WHAT YOU WILL DO - Count the lines in the data below where the string "title" occurs, please, and give the number alone.

[Dataset rows for apps and sites]
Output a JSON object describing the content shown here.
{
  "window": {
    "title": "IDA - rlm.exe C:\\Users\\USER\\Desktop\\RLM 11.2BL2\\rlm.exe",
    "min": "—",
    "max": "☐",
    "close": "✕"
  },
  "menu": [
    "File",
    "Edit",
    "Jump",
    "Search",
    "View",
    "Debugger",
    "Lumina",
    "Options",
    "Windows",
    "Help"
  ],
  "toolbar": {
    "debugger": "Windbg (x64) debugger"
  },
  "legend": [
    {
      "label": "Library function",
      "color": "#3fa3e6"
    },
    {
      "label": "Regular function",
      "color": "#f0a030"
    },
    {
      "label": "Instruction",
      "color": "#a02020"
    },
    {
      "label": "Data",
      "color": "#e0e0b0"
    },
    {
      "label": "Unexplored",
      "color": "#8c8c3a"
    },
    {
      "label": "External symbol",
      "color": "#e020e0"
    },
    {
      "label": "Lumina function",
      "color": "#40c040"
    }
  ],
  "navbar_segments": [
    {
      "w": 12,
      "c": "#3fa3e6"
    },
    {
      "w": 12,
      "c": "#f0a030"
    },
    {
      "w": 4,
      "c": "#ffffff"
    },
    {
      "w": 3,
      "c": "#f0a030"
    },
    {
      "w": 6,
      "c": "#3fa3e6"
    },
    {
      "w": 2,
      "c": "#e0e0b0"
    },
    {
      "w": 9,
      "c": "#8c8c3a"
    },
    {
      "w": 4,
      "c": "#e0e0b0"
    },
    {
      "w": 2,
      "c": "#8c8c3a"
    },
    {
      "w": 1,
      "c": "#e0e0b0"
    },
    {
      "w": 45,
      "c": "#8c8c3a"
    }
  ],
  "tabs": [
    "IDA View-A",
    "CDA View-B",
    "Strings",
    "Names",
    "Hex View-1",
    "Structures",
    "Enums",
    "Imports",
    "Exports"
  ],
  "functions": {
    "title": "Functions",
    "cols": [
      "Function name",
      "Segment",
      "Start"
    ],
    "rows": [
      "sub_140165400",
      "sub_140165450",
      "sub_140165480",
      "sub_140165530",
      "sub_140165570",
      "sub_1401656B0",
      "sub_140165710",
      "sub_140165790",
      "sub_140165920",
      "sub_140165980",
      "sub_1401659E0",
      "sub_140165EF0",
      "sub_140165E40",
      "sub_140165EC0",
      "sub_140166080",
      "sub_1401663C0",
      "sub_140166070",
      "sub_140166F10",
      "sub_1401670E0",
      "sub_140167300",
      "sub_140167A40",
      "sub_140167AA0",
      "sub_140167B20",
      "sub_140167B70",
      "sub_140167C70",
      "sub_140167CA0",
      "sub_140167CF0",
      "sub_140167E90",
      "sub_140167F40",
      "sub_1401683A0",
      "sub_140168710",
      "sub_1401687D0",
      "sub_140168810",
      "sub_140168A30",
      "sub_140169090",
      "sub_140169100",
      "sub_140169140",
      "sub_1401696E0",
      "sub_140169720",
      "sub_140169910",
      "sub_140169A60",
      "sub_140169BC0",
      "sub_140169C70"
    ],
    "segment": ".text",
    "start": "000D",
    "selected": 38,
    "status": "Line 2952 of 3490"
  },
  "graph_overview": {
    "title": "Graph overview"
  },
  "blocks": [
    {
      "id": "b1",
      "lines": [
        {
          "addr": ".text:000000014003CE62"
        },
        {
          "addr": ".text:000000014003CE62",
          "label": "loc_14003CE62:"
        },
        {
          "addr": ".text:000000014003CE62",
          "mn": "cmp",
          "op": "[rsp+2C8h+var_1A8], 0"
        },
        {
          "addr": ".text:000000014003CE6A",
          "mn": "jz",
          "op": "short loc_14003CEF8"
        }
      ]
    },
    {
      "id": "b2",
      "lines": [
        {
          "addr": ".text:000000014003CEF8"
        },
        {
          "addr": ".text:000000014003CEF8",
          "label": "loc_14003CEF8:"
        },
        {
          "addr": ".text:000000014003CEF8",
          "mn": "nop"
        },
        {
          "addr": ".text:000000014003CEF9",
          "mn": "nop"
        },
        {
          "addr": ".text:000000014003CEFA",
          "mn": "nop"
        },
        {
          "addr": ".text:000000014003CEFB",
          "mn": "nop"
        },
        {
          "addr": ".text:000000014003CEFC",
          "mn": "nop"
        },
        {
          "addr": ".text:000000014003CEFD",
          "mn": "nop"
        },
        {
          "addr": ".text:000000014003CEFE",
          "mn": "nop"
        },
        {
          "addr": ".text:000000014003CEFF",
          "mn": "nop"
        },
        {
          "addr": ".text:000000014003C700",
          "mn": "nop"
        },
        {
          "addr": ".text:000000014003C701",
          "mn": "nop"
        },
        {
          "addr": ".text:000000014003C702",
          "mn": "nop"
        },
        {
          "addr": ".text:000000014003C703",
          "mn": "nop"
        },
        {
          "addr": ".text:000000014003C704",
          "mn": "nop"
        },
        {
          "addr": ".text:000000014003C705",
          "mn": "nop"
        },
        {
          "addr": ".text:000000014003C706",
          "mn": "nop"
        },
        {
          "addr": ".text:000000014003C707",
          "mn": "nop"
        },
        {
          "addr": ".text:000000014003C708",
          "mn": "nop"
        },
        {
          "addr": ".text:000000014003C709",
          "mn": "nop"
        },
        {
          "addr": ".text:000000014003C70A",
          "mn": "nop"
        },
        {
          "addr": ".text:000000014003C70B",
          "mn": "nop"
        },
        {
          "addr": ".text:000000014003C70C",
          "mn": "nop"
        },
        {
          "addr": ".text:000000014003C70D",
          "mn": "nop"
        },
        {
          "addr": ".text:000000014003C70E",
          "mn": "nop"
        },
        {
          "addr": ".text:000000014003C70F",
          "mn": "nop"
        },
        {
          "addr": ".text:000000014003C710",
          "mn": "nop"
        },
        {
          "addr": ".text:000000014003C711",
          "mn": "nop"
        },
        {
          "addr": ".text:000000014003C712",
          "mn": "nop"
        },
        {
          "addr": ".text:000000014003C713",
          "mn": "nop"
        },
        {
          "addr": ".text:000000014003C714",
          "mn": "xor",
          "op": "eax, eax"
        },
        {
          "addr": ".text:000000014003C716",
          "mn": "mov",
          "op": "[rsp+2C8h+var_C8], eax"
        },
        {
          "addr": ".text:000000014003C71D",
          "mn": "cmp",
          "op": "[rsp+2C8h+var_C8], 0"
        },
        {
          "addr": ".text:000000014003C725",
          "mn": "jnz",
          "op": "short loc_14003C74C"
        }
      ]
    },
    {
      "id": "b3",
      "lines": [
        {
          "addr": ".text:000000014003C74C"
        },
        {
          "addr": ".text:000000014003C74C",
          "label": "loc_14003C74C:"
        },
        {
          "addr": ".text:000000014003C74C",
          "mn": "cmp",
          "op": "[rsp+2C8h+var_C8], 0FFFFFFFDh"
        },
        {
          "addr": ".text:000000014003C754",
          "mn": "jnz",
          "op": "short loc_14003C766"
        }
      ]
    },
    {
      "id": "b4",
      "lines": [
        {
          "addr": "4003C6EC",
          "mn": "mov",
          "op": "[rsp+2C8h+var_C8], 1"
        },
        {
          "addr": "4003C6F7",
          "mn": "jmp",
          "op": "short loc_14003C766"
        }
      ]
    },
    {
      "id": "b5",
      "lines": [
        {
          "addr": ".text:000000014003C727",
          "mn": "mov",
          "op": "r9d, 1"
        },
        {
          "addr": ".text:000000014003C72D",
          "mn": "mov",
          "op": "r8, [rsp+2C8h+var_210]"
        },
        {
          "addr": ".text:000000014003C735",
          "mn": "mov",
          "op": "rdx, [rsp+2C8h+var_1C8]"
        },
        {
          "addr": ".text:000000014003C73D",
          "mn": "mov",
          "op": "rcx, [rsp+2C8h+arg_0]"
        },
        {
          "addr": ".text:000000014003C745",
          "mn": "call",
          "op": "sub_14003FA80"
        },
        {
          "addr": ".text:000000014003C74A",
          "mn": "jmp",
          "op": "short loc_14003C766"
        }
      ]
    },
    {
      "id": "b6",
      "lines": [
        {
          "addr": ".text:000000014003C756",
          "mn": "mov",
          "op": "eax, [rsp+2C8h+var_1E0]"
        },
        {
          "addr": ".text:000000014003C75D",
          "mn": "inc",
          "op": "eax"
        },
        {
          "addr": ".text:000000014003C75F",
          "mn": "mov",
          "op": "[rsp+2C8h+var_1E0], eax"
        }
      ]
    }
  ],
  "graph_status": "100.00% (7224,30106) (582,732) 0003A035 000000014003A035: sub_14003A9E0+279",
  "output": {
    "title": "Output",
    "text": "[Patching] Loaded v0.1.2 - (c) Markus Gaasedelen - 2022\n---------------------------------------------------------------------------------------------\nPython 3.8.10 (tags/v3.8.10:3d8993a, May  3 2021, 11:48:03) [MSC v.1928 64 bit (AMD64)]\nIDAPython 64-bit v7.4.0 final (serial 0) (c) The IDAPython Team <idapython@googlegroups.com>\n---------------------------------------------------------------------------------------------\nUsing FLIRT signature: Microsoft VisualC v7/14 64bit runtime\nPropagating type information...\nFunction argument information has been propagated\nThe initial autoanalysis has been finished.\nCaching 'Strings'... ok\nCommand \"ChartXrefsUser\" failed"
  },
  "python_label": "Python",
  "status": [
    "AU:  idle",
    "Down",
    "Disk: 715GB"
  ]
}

EXERCISE RESPONSE - 4